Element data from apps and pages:
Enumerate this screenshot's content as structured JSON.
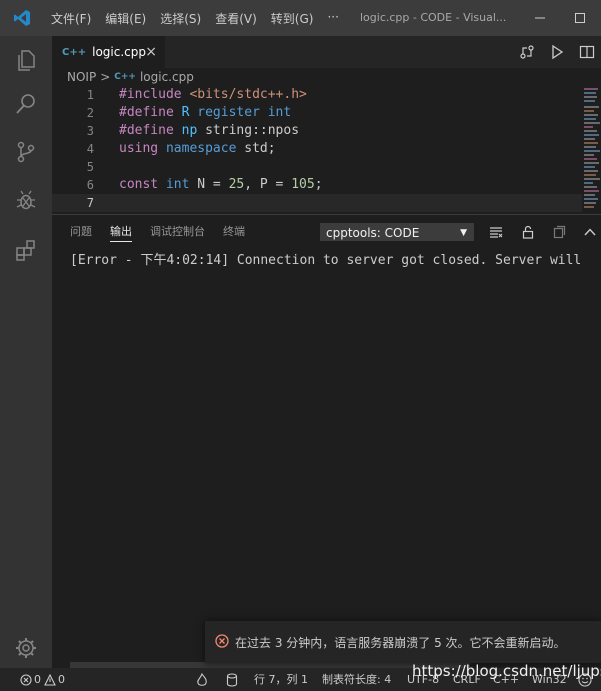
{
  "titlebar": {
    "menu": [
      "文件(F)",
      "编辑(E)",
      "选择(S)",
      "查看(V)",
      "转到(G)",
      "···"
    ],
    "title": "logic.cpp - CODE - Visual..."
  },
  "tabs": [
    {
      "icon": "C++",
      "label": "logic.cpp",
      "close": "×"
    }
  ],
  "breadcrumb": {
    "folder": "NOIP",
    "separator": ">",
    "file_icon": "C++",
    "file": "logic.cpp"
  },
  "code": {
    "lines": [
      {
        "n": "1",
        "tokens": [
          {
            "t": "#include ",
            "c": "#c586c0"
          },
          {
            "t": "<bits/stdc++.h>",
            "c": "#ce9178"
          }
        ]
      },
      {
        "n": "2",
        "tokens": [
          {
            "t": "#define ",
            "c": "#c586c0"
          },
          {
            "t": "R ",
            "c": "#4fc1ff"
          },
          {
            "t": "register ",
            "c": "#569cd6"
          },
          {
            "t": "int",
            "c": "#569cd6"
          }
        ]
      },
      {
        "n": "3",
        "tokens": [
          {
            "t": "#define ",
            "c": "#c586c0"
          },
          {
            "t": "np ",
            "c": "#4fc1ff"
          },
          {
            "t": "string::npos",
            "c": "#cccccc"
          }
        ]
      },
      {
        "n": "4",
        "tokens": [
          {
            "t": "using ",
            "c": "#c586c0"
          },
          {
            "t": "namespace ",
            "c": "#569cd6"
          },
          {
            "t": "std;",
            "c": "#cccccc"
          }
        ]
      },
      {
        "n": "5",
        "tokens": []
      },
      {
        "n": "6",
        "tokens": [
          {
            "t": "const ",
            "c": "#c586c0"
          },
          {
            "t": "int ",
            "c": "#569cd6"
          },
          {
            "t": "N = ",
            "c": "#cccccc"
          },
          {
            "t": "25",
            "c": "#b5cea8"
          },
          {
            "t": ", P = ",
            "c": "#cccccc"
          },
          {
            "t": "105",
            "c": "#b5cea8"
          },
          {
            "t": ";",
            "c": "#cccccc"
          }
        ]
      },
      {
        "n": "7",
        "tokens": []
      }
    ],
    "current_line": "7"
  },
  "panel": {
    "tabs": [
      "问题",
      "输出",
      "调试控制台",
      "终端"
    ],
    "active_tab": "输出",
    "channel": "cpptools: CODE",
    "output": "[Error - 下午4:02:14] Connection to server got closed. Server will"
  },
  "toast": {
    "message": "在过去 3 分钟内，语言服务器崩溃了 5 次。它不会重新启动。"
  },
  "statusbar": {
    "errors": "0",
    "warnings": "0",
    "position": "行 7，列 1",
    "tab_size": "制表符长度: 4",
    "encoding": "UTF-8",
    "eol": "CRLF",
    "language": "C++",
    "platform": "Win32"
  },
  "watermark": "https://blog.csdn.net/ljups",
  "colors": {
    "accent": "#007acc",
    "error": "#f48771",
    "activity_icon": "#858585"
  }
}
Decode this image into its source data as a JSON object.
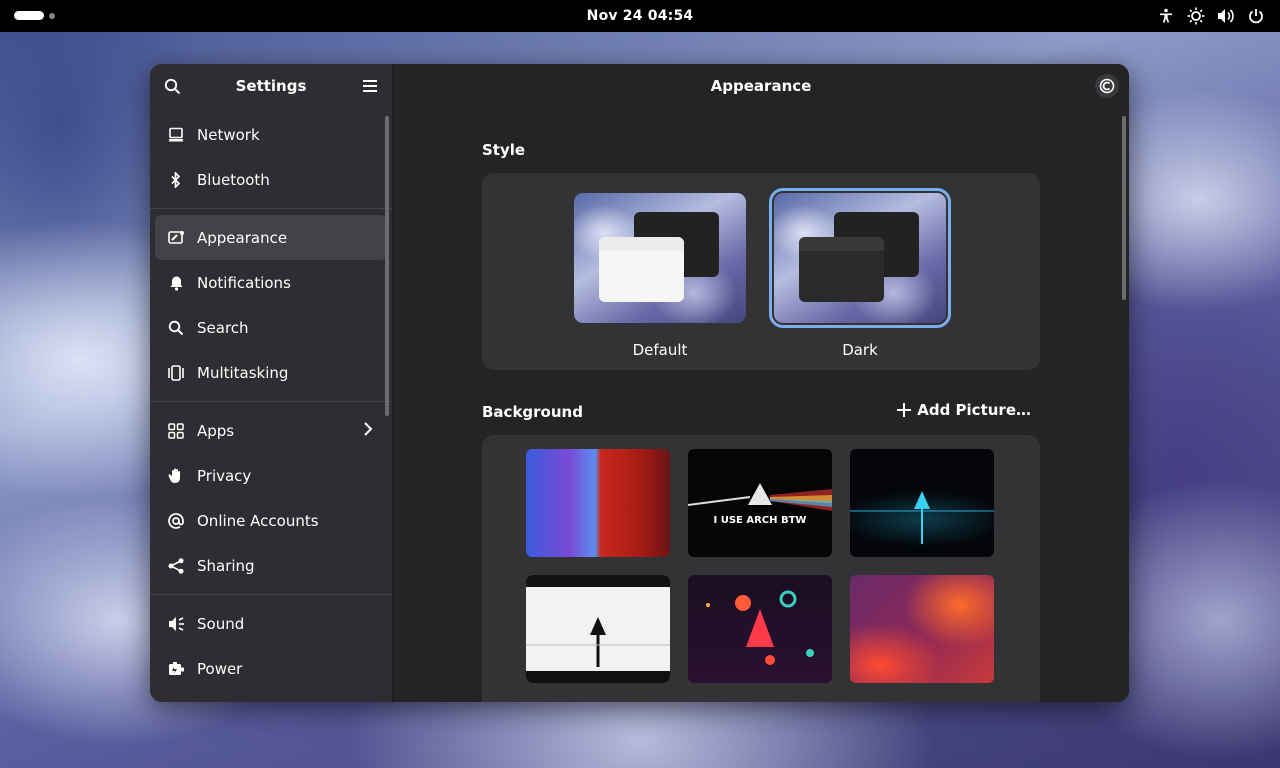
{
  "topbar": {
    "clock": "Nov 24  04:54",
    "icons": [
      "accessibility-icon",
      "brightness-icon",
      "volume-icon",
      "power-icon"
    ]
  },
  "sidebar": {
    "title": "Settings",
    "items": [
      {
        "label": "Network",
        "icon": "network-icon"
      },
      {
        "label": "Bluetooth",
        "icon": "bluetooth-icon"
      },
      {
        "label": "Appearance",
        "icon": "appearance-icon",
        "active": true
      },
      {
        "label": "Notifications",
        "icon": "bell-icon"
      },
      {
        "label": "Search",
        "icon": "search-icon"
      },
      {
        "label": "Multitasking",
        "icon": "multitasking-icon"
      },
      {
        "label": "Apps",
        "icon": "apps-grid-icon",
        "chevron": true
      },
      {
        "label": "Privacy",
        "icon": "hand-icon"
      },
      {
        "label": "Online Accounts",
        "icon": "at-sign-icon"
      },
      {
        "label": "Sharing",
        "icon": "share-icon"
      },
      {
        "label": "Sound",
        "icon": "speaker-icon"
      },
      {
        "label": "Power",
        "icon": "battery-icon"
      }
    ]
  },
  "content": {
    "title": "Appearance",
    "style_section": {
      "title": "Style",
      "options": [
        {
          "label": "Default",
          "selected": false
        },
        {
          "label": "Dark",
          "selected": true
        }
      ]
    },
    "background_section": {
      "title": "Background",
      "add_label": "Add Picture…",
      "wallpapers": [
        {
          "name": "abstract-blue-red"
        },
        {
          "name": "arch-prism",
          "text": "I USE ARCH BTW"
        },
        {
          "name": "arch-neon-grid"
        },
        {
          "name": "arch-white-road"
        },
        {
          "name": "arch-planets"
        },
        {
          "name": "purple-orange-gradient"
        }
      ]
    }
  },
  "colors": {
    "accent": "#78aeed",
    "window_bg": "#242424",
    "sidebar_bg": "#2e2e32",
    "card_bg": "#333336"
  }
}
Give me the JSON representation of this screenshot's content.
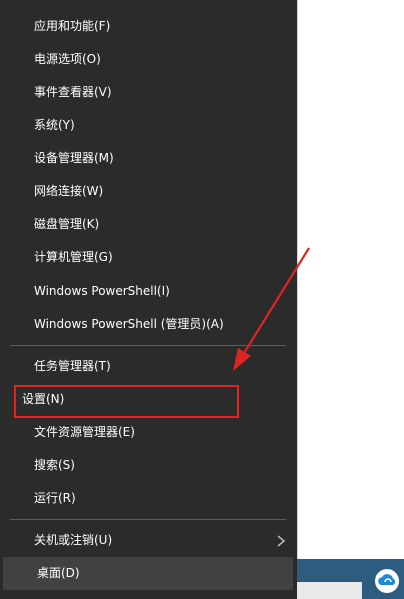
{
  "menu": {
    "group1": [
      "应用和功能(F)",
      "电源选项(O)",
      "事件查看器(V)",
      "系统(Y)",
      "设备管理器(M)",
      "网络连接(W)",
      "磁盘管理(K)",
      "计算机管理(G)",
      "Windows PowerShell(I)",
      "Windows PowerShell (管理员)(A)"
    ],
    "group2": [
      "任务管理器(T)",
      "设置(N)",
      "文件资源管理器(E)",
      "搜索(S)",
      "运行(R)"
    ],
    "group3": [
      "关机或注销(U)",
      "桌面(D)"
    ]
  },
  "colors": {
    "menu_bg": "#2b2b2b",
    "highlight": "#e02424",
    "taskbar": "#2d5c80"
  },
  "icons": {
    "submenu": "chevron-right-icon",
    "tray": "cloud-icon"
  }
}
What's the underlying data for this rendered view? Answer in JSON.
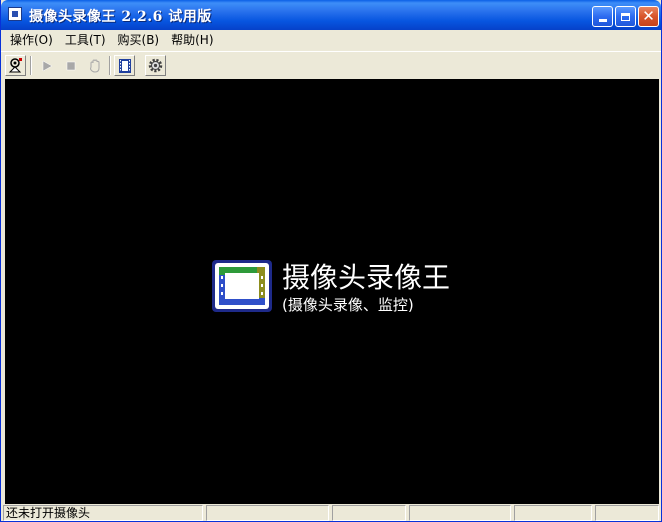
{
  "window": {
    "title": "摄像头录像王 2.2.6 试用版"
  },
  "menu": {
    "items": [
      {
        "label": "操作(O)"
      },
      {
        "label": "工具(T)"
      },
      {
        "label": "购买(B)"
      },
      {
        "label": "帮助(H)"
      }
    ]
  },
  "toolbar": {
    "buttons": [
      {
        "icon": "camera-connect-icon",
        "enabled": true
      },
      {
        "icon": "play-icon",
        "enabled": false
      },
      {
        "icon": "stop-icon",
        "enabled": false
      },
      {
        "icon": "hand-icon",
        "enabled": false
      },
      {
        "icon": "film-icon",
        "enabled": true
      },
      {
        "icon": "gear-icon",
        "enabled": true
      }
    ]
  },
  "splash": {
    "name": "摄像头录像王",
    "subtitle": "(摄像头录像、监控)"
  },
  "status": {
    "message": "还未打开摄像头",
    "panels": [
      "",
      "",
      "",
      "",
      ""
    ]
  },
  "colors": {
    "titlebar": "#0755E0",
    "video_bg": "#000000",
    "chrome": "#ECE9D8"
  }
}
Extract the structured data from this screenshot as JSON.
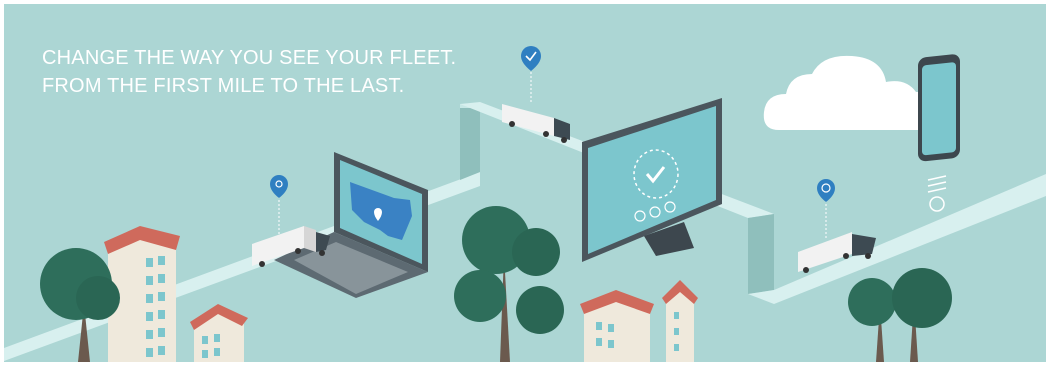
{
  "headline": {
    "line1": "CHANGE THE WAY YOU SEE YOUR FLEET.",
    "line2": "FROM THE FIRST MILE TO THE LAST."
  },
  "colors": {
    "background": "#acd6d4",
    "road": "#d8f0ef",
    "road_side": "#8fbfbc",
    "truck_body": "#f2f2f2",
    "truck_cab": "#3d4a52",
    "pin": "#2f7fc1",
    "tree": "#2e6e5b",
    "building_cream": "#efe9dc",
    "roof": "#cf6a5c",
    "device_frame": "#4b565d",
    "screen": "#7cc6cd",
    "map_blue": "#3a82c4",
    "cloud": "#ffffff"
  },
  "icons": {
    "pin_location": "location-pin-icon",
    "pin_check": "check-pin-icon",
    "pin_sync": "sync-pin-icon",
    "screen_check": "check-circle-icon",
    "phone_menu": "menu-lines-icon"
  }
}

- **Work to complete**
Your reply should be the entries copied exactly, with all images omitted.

- **Answer to this exercise**
Enumerate this screenshot's content as structured JSON.
{
  "titlebar": {
    "menu": [
      "文件(F)",
      "编辑(E)",
      "选择(S)",
      "查看(V)",
      "转到(G)",
      "···"
    ],
    "title": "logic.cpp - CODE - Visual..."
  },
  "tabs": [
    {
      "icon": "C++",
      "label": "logic.cpp",
      "close": "×"
    }
  ],
  "breadcrumb": {
    "folder": "NOIP",
    "separator": ">",
    "file_icon": "C++",
    "file": "logic.cpp"
  },
  "code": {
    "lines": [
      {
        "n": "1",
        "tokens": [
          {
            "t": "#include ",
            "c": "#c586c0"
          },
          {
            "t": "<bits/stdc++.h>",
            "c": "#ce9178"
          }
        ]
      },
      {
        "n": "2",
        "tokens": [
          {
            "t": "#define ",
            "c": "#c586c0"
          },
          {
            "t": "R ",
            "c": "#4fc1ff"
          },
          {
            "t": "register ",
            "c": "#569cd6"
          },
          {
            "t": "int",
            "c": "#569cd6"
          }
        ]
      },
      {
        "n": "3",
        "tokens": [
          {
            "t": "#define ",
            "c": "#c586c0"
          },
          {
            "t": "np ",
            "c": "#4fc1ff"
          },
          {
            "t": "string::npos",
            "c": "#cccccc"
          }
        ]
      },
      {
        "n": "4",
        "tokens": [
          {
            "t": "using ",
            "c": "#c586c0"
          },
          {
            "t": "namespace ",
            "c": "#569cd6"
          },
          {
            "t": "std;",
            "c": "#cccccc"
          }
        ]
      },
      {
        "n": "5",
        "tokens": []
      },
      {
        "n": "6",
        "tokens": [
          {
            "t": "const ",
            "c": "#c586c0"
          },
          {
            "t": "int ",
            "c": "#569cd6"
          },
          {
            "t": "N = ",
            "c": "#cccccc"
          },
          {
            "t": "25",
            "c": "#b5cea8"
          },
          {
            "t": ", P = ",
            "c": "#cccccc"
          },
          {
            "t": "105",
            "c": "#b5cea8"
          },
          {
            "t": ";",
            "c": "#cccccc"
          }
        ]
      },
      {
        "n": "7",
        "tokens": []
      }
    ],
    "current_line": "7"
  },
  "panel": {
    "tabs": [
      "问题",
      "输出",
      "调试控制台",
      "终端"
    ],
    "active_tab": "输出",
    "channel": "cpptools: CODE",
    "output": "[Error - 下午4:02:14] Connection to server got closed. Server will"
  },
  "toast": {
    "message": "在过去 3 分钟内，语言服务器崩溃了 5 次。它不会重新启动。"
  },
  "statusbar": {
    "errors": "0",
    "warnings": "0",
    "position": "行 7，列 1",
    "tab_size": "制表符长度: 4",
    "encoding": "UTF-8",
    "eol": "CRLF",
    "language": "C++",
    "platform": "Win32"
  },
  "watermark": "https://blog.csdn.net/ljups",
  "colors": {
    "accent": "#007acc",
    "error": "#f48771",
    "activity_icon": "#858585"
  }
}
Decode this image into its source data as a JSON object.
{
  "topbar": {
    "clock": "Nov 24  04:54",
    "icons": [
      "accessibility-icon",
      "brightness-icon",
      "volume-icon",
      "power-icon"
    ]
  },
  "sidebar": {
    "title": "Settings",
    "items": [
      {
        "label": "Network",
        "icon": "network-icon"
      },
      {
        "label": "Bluetooth",
        "icon": "bluetooth-icon"
      },
      {
        "label": "Appearance",
        "icon": "appearance-icon",
        "active": true
      },
      {
        "label": "Notifications",
        "icon": "bell-icon"
      },
      {
        "label": "Search",
        "icon": "search-icon"
      },
      {
        "label": "Multitasking",
        "icon": "multitasking-icon"
      },
      {
        "label": "Apps",
        "icon": "apps-grid-icon",
        "chevron": true
      },
      {
        "label": "Privacy",
        "icon": "hand-icon"
      },
      {
        "label": "Online Accounts",
        "icon": "at-sign-icon"
      },
      {
        "label": "Sharing",
        "icon": "share-icon"
      },
      {
        "label": "Sound",
        "icon": "speaker-icon"
      },
      {
        "label": "Power",
        "icon": "battery-icon"
      }
    ]
  },
  "content": {
    "title": "Appearance",
    "style_section": {
      "title": "Style",
      "options": [
        {
          "label": "Default",
          "selected": false
        },
        {
          "label": "Dark",
          "selected": true
        }
      ]
    },
    "background_section": {
      "title": "Background",
      "add_label": "Add Picture…",
      "wallpapers": [
        {
          "name": "abstract-blue-red"
        },
        {
          "name": "arch-prism",
          "text": "I USE ARCH BTW"
        },
        {
          "name": "arch-neon-grid"
        },
        {
          "name": "arch-white-road"
        },
        {
          "name": "arch-planets"
        },
        {
          "name": "purple-orange-gradient"
        }
      ]
    }
  },
  "colors": {
    "accent": "#78aeed",
    "window_bg": "#242424",
    "sidebar_bg": "#2e2e32",
    "card_bg": "#333336"
  }
}
Give me the JSON representation of this screenshot's content.
{
  "menu": {
    "group1": [
      "应用和功能(F)",
      "电源选项(O)",
      "事件查看器(V)",
      "系统(Y)",
      "设备管理器(M)",
      "网络连接(W)",
      "磁盘管理(K)",
      "计算机管理(G)",
      "Windows PowerShell(I)",
      "Windows PowerShell (管理员)(A)"
    ],
    "group2": [
      "任务管理器(T)",
      "设置(N)",
      "文件资源管理器(E)",
      "搜索(S)",
      "运行(R)"
    ],
    "group3": [
      "关机或注销(U)",
      "桌面(D)"
    ]
  },
  "colors": {
    "menu_bg": "#2b2b2b",
    "highlight": "#e02424",
    "taskbar": "#2d5c80"
  },
  "icons": {
    "submenu": "chevron-right-icon",
    "tray": "cloud-icon"
  }
}
What's the underlying data for this rendered view? Answer in JSON.
{
  "window": {
    "title": "摄像头录像王 2.2.6 试用版"
  },
  "menu": {
    "items": [
      {
        "label": "操作(O)"
      },
      {
        "label": "工具(T)"
      },
      {
        "label": "购买(B)"
      },
      {
        "label": "帮助(H)"
      }
    ]
  },
  "toolbar": {
    "buttons": [
      {
        "icon": "camera-connect-icon",
        "enabled": true
      },
      {
        "icon": "play-icon",
        "enabled": false
      },
      {
        "icon": "stop-icon",
        "enabled": false
      },
      {
        "icon": "hand-icon",
        "enabled": false
      },
      {
        "icon": "film-icon",
        "enabled": true
      },
      {
        "icon": "gear-icon",
        "enabled": true
      }
    ]
  },
  "splash": {
    "name": "摄像头录像王",
    "subtitle": "(摄像头录像、监控)"
  },
  "status": {
    "message": "还未打开摄像头",
    "panels": [
      "",
      "",
      "",
      "",
      ""
    ]
  },
  "colors": {
    "titlebar": "#0755E0",
    "video_bg": "#000000",
    "chrome": "#ECE9D8"
  }
}
Extract the structured data from this screenshot as JSON.
{
  "headline": {
    "line1": "CHANGE THE WAY YOU SEE YOUR FLEET.",
    "line2": "FROM THE FIRST MILE TO THE LAST."
  },
  "colors": {
    "background": "#acd6d4",
    "road": "#d8f0ef",
    "road_side": "#8fbfbc",
    "truck_body": "#f2f2f2",
    "truck_cab": "#3d4a52",
    "pin": "#2f7fc1",
    "tree": "#2e6e5b",
    "building_cream": "#efe9dc",
    "roof": "#cf6a5c",
    "device_frame": "#4b565d",
    "screen": "#7cc6cd",
    "map_blue": "#3a82c4",
    "cloud": "#ffffff"
  },
  "icons": {
    "pin_location": "location-pin-icon",
    "pin_check": "check-pin-icon",
    "pin_sync": "sync-pin-icon",
    "screen_check": "check-circle-icon",
    "phone_menu": "menu-lines-icon"
  }
}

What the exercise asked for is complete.